## Exercise instructions
Collect every line of the records below that contains the word "left".

--------------------------------------------------

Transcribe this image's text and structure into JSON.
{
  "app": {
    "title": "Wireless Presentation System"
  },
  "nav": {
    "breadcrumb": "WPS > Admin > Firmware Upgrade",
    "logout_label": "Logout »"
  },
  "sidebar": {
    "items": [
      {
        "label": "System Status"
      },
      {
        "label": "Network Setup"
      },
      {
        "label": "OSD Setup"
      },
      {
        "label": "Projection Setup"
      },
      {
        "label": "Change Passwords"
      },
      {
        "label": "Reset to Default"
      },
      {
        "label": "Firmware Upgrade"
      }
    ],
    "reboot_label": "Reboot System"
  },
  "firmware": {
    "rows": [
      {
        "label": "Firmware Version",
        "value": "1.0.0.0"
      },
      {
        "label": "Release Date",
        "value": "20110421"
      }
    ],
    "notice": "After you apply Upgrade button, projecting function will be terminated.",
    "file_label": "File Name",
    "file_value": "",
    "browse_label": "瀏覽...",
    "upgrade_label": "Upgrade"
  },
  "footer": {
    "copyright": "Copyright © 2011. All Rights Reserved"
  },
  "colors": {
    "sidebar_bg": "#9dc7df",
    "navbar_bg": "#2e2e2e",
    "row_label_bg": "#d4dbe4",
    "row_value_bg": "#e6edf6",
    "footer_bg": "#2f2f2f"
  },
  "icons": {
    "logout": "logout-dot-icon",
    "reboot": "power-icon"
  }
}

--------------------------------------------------

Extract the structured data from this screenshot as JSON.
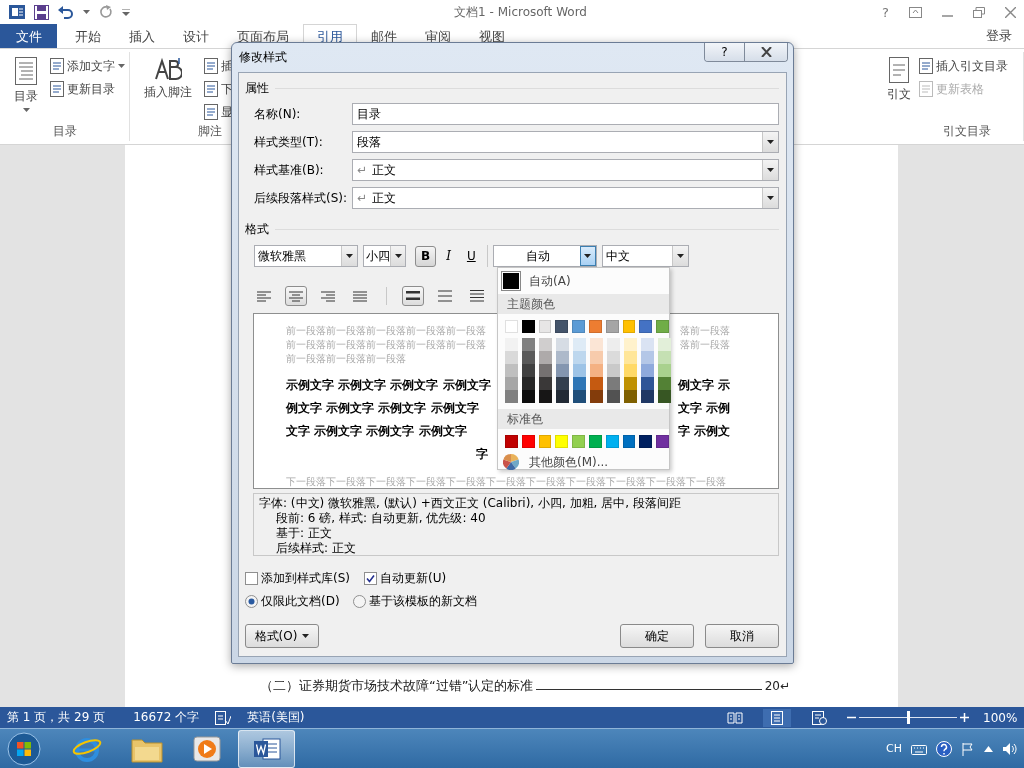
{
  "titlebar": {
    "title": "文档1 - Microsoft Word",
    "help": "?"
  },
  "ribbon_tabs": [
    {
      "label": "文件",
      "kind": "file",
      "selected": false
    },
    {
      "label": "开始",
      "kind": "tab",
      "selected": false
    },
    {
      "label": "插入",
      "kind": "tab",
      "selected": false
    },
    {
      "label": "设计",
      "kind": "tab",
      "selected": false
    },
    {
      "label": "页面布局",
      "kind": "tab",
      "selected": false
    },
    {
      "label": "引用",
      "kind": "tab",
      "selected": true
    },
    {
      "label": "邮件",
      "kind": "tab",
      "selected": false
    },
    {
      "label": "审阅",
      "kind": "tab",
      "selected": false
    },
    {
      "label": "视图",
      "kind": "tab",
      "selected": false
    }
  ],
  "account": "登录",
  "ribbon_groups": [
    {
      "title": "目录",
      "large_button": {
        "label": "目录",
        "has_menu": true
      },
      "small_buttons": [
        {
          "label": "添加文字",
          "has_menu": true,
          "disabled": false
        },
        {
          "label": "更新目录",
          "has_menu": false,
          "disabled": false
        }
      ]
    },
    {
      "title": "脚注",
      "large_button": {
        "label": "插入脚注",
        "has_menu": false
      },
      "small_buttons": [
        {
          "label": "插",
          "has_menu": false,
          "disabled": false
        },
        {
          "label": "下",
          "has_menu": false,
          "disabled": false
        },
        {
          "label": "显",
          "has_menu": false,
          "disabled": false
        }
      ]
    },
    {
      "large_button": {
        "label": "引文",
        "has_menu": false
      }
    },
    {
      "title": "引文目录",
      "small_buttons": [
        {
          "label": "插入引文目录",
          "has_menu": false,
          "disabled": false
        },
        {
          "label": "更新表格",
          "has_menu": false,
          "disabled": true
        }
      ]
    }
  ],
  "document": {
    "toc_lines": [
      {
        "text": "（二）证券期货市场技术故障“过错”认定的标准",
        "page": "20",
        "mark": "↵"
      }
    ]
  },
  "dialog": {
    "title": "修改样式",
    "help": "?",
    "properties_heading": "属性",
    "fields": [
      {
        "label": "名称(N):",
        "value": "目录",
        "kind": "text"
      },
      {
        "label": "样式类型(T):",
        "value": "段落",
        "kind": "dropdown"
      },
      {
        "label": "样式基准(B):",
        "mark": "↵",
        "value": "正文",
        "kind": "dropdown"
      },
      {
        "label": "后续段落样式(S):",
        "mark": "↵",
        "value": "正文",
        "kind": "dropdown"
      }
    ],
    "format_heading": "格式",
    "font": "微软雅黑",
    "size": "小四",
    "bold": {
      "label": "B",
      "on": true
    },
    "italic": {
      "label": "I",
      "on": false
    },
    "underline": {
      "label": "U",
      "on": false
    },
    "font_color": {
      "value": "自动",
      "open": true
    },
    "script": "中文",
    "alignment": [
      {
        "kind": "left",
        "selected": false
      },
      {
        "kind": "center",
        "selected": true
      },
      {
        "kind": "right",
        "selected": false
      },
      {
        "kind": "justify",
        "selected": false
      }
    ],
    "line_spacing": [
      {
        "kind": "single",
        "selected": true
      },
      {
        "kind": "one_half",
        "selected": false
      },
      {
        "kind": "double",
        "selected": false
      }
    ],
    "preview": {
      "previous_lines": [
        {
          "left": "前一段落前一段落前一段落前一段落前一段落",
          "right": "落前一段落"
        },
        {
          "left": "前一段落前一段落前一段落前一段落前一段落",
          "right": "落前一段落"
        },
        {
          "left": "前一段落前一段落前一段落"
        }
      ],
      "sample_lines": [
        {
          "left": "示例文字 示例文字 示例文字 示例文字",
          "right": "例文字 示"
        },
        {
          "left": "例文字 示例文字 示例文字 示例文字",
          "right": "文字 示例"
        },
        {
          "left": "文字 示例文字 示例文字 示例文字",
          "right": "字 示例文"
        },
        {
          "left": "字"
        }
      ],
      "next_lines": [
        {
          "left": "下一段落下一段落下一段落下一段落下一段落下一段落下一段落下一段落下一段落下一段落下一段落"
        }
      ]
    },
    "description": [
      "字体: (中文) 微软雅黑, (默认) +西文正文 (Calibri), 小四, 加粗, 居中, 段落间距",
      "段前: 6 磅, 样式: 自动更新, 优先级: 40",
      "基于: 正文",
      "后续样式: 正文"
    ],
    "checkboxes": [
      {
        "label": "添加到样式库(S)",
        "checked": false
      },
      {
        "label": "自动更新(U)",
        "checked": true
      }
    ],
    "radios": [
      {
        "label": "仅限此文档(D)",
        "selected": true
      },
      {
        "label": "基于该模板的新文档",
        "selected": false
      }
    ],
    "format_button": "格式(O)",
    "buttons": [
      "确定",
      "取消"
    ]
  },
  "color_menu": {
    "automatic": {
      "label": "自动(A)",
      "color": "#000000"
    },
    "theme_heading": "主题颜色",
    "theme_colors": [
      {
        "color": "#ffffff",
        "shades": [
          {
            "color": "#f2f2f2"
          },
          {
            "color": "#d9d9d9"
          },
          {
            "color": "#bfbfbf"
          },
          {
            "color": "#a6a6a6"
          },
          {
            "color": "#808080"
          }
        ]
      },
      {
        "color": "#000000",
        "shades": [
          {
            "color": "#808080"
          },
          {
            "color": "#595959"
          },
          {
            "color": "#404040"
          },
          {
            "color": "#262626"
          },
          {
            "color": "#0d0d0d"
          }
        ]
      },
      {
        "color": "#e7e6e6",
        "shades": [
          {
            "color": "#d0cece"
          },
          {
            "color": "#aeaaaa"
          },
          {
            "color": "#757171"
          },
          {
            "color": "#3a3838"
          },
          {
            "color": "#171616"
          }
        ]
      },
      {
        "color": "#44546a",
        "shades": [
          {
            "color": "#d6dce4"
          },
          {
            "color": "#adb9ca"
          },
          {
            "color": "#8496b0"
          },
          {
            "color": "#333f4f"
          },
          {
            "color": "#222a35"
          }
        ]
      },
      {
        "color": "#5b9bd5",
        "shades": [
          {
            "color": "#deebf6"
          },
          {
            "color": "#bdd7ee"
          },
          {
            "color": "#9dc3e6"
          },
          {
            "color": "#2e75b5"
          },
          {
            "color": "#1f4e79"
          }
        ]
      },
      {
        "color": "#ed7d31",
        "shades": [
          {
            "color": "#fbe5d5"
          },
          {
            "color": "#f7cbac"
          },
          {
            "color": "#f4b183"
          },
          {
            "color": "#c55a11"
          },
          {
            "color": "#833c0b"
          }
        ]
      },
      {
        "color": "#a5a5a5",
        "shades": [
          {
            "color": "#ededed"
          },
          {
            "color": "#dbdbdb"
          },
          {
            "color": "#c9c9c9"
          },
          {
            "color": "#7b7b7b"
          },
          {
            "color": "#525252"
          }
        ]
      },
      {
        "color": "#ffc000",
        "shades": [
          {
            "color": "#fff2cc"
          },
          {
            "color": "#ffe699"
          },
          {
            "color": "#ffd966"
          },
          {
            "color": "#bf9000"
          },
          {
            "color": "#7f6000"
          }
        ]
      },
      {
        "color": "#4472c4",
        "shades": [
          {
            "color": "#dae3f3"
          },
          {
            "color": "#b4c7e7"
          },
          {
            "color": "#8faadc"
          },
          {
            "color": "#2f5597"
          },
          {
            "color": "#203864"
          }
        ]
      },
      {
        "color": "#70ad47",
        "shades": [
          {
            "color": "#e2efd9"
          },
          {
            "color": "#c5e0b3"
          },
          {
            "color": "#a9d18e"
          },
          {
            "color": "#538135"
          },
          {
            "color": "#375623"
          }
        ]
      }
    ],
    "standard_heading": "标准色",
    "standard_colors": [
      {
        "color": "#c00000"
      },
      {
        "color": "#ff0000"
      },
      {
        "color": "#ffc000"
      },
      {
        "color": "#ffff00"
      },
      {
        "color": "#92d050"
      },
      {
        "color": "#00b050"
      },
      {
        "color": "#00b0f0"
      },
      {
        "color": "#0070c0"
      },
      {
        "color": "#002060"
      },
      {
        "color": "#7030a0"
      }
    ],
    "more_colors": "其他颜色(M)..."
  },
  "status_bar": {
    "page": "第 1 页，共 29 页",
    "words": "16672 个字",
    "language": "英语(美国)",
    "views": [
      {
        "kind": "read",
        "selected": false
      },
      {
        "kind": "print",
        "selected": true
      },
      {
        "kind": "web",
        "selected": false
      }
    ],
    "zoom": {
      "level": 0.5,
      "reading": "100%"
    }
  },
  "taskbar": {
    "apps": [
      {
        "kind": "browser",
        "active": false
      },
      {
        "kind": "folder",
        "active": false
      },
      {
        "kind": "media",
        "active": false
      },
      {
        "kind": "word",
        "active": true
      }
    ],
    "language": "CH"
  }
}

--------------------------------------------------

## Output
        "kind": "left",
          "left": "前一段落前一段落前一段落前一段落前一段落",
          "left": "前一段落前一段落前一段落前一段落前一段落",
          "left": "前一段落前一段落前一段落"
          "left": "示例文字 示例文字 示例文字 示例文字",
          "left": "例文字 示例文字 示例文字 示例文字",
          "left": "文字 示例文字 示例文字 示例文字",
          "left": "字"
          "left": "下一段落下一段落下一段落下一段落下一段落下一段落下一段落下一段落下一段落下一段落下一段落"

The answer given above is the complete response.